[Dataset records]
┌──
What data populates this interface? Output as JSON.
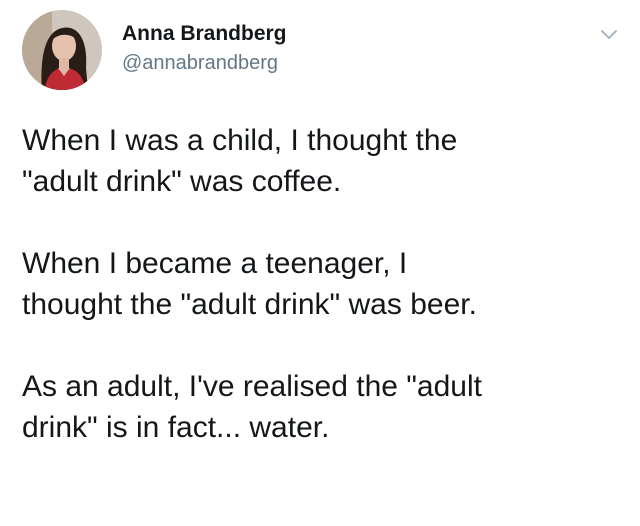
{
  "tweet": {
    "author": {
      "name": "Anna Brandberg",
      "handle": "@annabrandberg"
    },
    "paragraphs": [
      "When I was a child, I thought the\n\"adult drink\" was coffee.",
      "When I became a teenager, I\nthought the \"adult drink\" was beer.",
      "As an adult, I've realised the \"adult\ndrink\" is in fact... water."
    ]
  },
  "icons": {
    "more_menu": "chevron-down-icon",
    "avatar": "profile-photo"
  },
  "colors": {
    "text": "#14171a",
    "secondary_text": "#657786",
    "caret": "#aab8c2",
    "background": "#ffffff"
  }
}
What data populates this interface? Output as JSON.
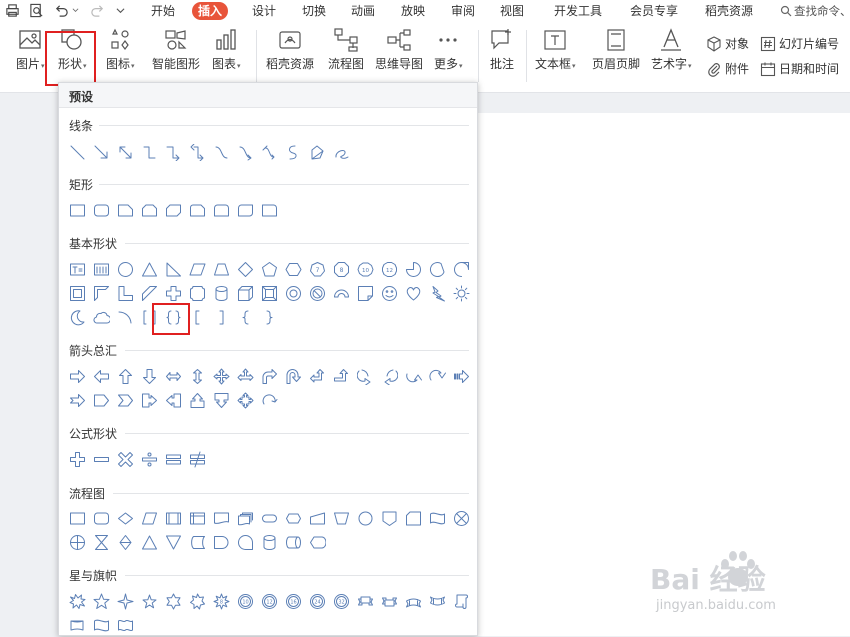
{
  "menubar": {
    "tabs": [
      "开始",
      "插入",
      "设计",
      "切换",
      "动画",
      "放映",
      "审阅",
      "视图",
      "开发工具",
      "会员专享",
      "稻壳资源"
    ],
    "active_tab": "插入",
    "search_label": "查找命令、"
  },
  "ribbon": {
    "picture": "图片",
    "shape": "形状",
    "icon": "图标",
    "smartart": "智能图形",
    "chart": "图表",
    "docer": "稻壳资源",
    "flowchart": "流程图",
    "mindmap": "思维导图",
    "more": "更多",
    "comment": "批注",
    "textbox": "文本框",
    "header_footer": "页眉页脚",
    "wordart": "艺术字",
    "object": "对象",
    "attachment": "附件",
    "slide_number": "幻灯片编号",
    "date_time": "日期和时间"
  },
  "panel": {
    "title": "预设",
    "sections": {
      "lines": "线条",
      "rectangles": "矩形",
      "basic": "基本形状",
      "arrows": "箭头总汇",
      "equation": "公式形状",
      "flowchart": "流程图",
      "stars": "星与旗帜"
    }
  },
  "watermark": {
    "logo": "Bai 经验",
    "url": "jingyan.baidu.com"
  },
  "colors": {
    "accent": "#e8543a",
    "highlight": "#e02020",
    "shape_stroke": "#5b7fb5"
  }
}
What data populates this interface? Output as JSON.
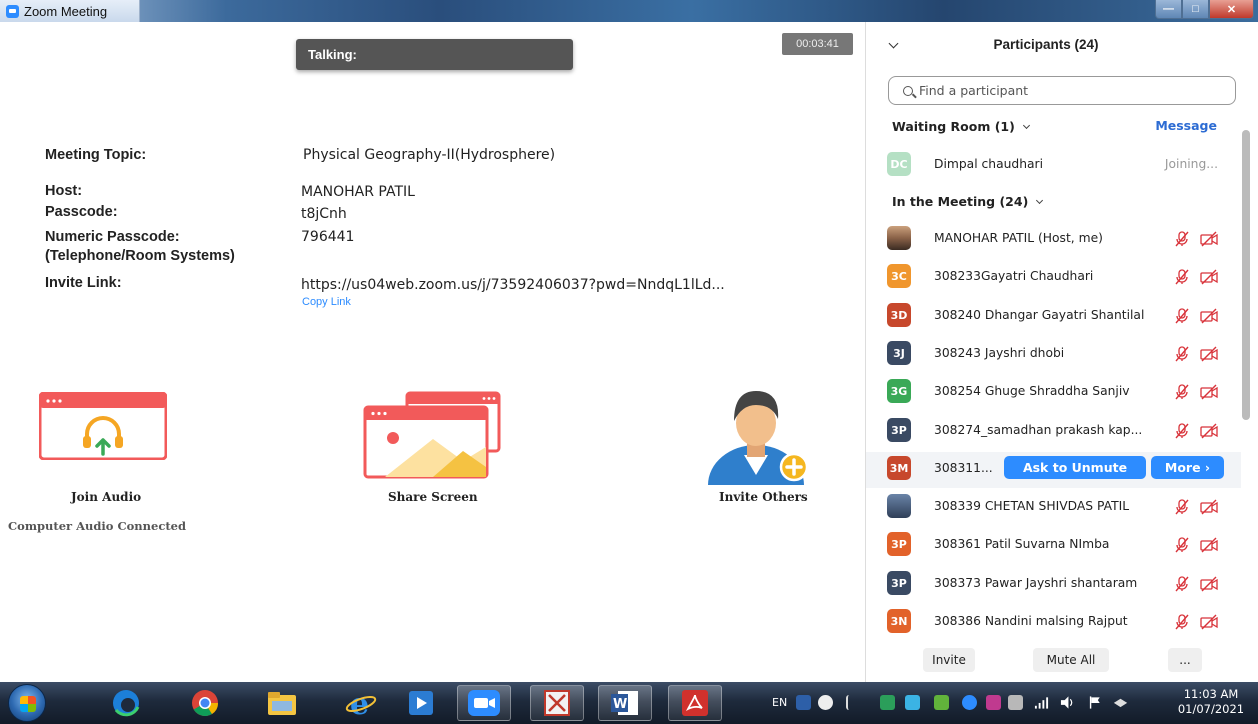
{
  "window": {
    "title": "Zoom Meeting"
  },
  "meeting": {
    "talking_label": "Talking:",
    "timer": "00:03:41",
    "labels": {
      "topic": "Meeting Topic:",
      "host": "Host:",
      "passcode": "Passcode:",
      "numeric_passcode_1": "Numeric Passcode:",
      "numeric_passcode_2": "(Telephone/Room Systems)",
      "invite_link": "Invite Link:"
    },
    "values": {
      "topic": "Physical Geography-II(Hydrosphere)",
      "host": "MANOHAR PATIL",
      "passcode": "t8jCnh",
      "numeric_passcode": "796441",
      "invite_link": "https://us04web.zoom.us/j/73592406037?pwd=NndqL1lLd..."
    },
    "copy_link": "Copy Link",
    "actions": {
      "join_audio": "Join Audio",
      "audio_status": "Computer Audio Connected",
      "share_screen": "Share Screen",
      "invite_others": "Invite Others"
    }
  },
  "participants_panel": {
    "title": "Participants (24)",
    "search_placeholder": "Find a participant",
    "waiting_room": {
      "heading": "Waiting Room (1)",
      "message_label": "Message",
      "entries": [
        {
          "initials": "DC",
          "name": "Dimpal chaudhari",
          "status": "Joining...",
          "color": "#b5e0c4"
        }
      ]
    },
    "in_meeting": {
      "heading": "In the Meeting (24)",
      "entries": [
        {
          "initials": "",
          "name": "MANOHAR PATIL (Host, me)",
          "avatar": "photo"
        },
        {
          "initials": "3C",
          "name": "308233Gayatri Chaudhari",
          "color": "#f0962d"
        },
        {
          "initials": "3D",
          "name": "308240 Dhangar Gayatri Shantilal",
          "color": "#c7482c"
        },
        {
          "initials": "3J",
          "name": "308243 Jayshri dhobi",
          "color": "#3a4a63"
        },
        {
          "initials": "3G",
          "name": "308254 Ghuge Shraddha Sanjiv",
          "color": "#3aa957"
        },
        {
          "initials": "3P",
          "name": "308274_samadhan prakash kap...",
          "color": "#3a4a63"
        },
        {
          "initials": "3M",
          "name": "308311...",
          "color": "#c7482c",
          "highlight": true
        },
        {
          "initials": "",
          "name": "308339 CHETAN SHIVDAS PATIL",
          "avatar": "photo2"
        },
        {
          "initials": "3P",
          "name": "308361 Patil Suvarna NImba",
          "color": "#e2622a"
        },
        {
          "initials": "3P",
          "name": "308373 Pawar Jayshri shantaram",
          "color": "#3a4a63"
        },
        {
          "initials": "3N",
          "name": "308386 Nandini malsing Rajput",
          "color": "#e2622a"
        }
      ],
      "ask_to_unmute": "Ask to Unmute",
      "more": "More ›"
    },
    "footer": {
      "invite": "Invite",
      "mute_all": "Mute All",
      "more": "..."
    }
  },
  "taskbar": {
    "language": "EN",
    "time": "11:03 AM",
    "date": "01/07/2021"
  },
  "colors": {
    "accent": "#2d8cff",
    "muted_red": "#d8333a",
    "action_red": "#f25a5a",
    "action_orange": "#f5a623"
  }
}
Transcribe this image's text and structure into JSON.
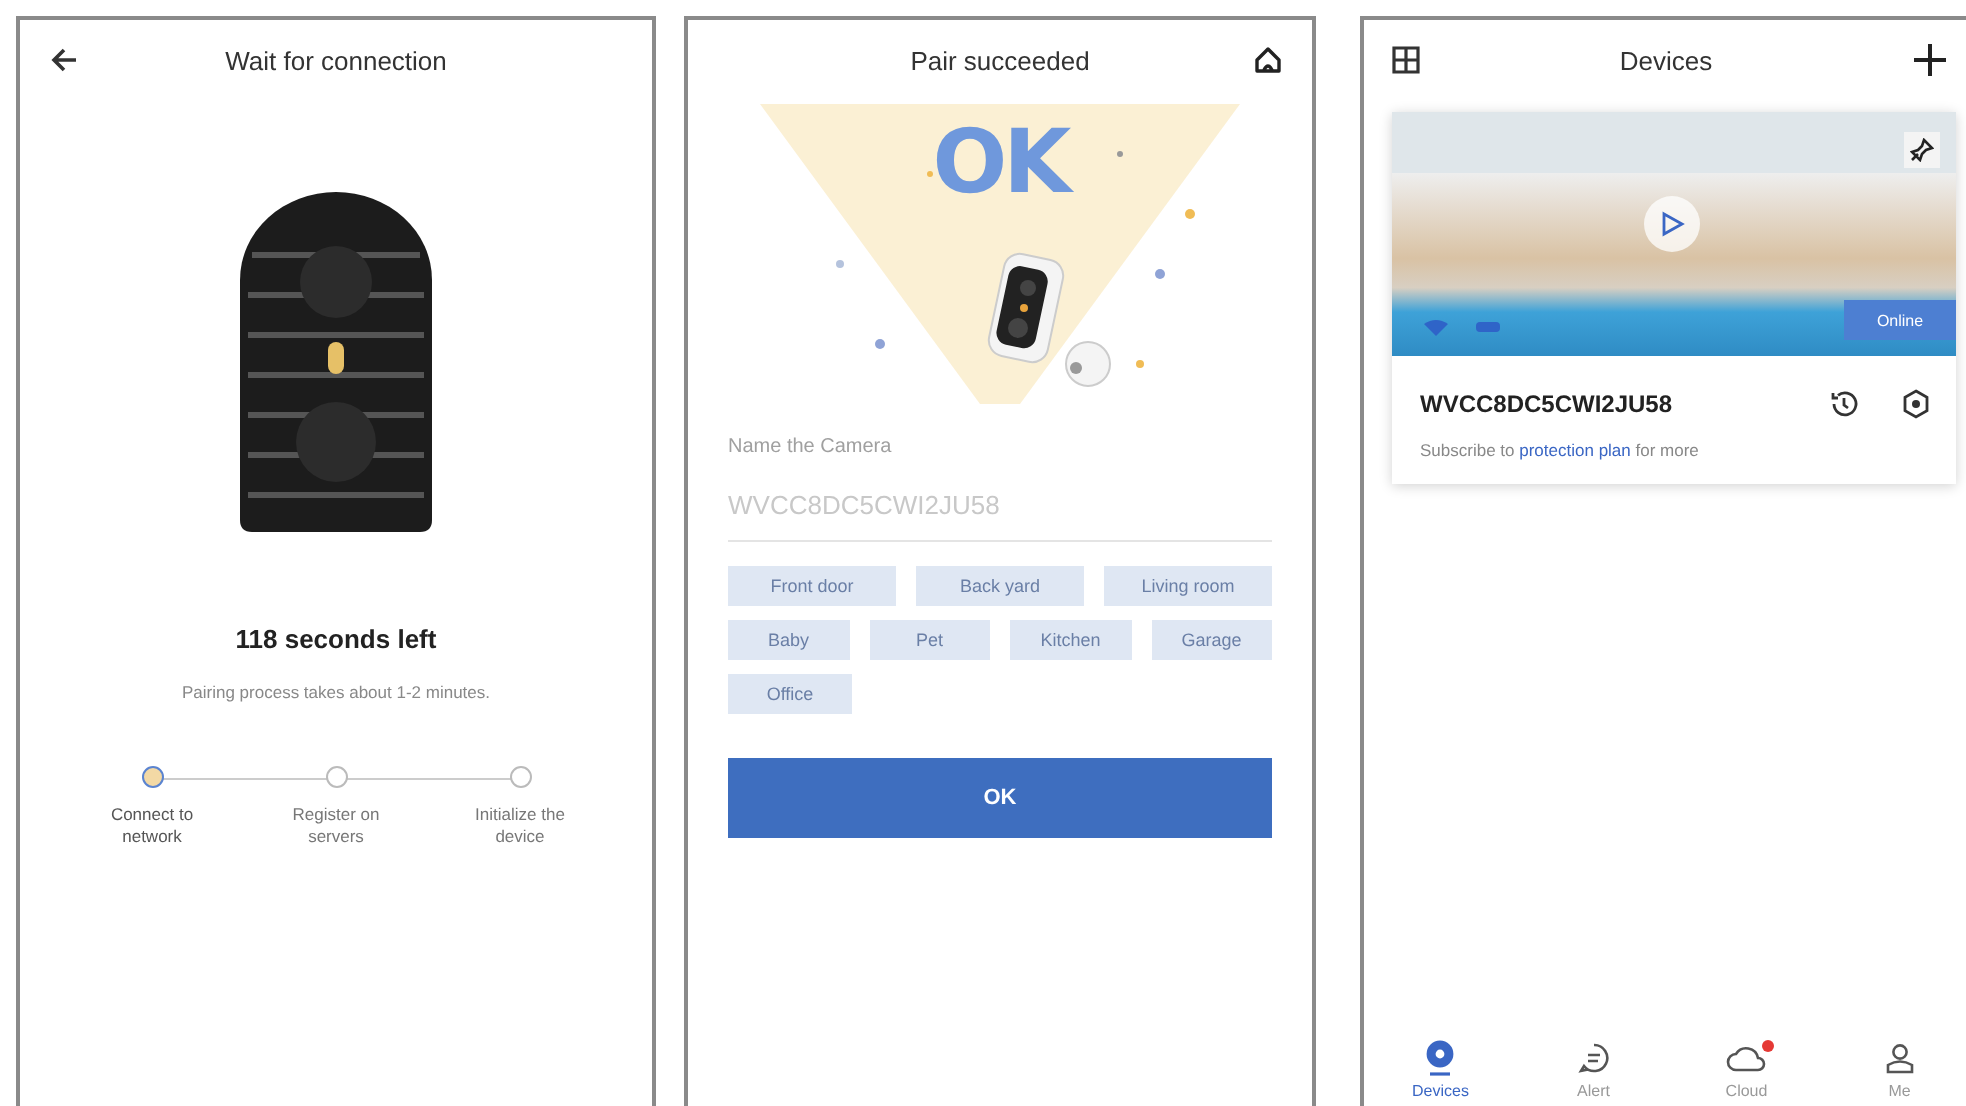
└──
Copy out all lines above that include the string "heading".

=== Answer below ===
      "heading": "Waiting Room (1)",
      "heading": "In the Meeting (24)",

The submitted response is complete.